=== Begin Enclosure ===

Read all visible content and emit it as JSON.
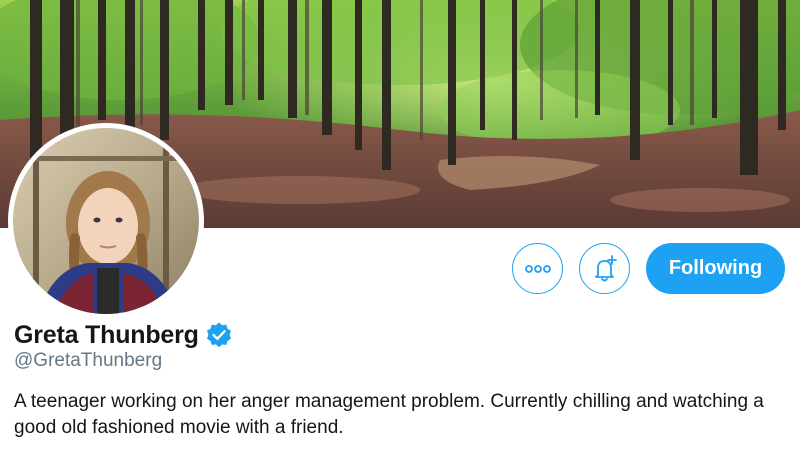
{
  "profile": {
    "display_name": "Greta Thunberg",
    "handle": "@GretaThunberg",
    "bio": "A teenager working on her anger management problem. Currently chilling and watching a good old fashioned movie with a friend.",
    "verified": true
  },
  "actions": {
    "more_icon": "more-dots-icon",
    "notify_icon": "bell-plus-icon",
    "following_label": "Following"
  },
  "colors": {
    "accent": "#1da1f2",
    "text_primary": "#14171a",
    "text_secondary": "#657786"
  }
}
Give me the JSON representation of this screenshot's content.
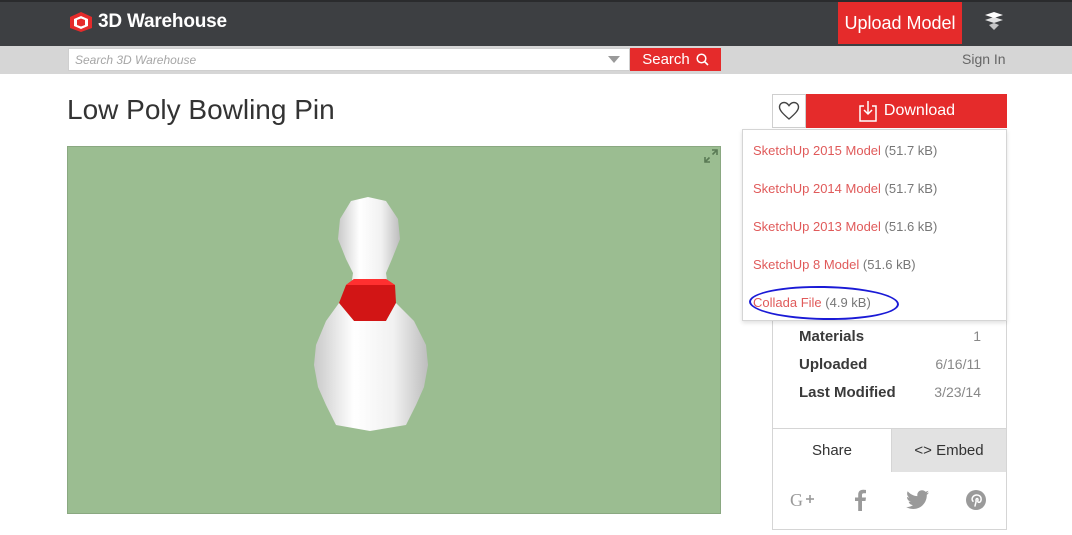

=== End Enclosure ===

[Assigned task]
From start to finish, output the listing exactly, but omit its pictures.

[Result for this exercise]
Read all visible content and emit it as JSON.
{
  "profile": {
    "display_name": "Greta Thunberg",
    "handle": "@GretaThunberg",
    "bio": "A teenager working on her anger management problem. Currently chilling and watching a good old fashioned movie with a friend.",
    "verified": true
  },
  "actions": {
    "more_icon": "more-dots-icon",
    "notify_icon": "bell-plus-icon",
    "following_label": "Following"
  },
  "colors": {
    "accent": "#1da1f2",
    "text_primary": "#14171a",
    "text_secondary": "#657786"
  }
}
Give me the JSON representation of this screenshot's content.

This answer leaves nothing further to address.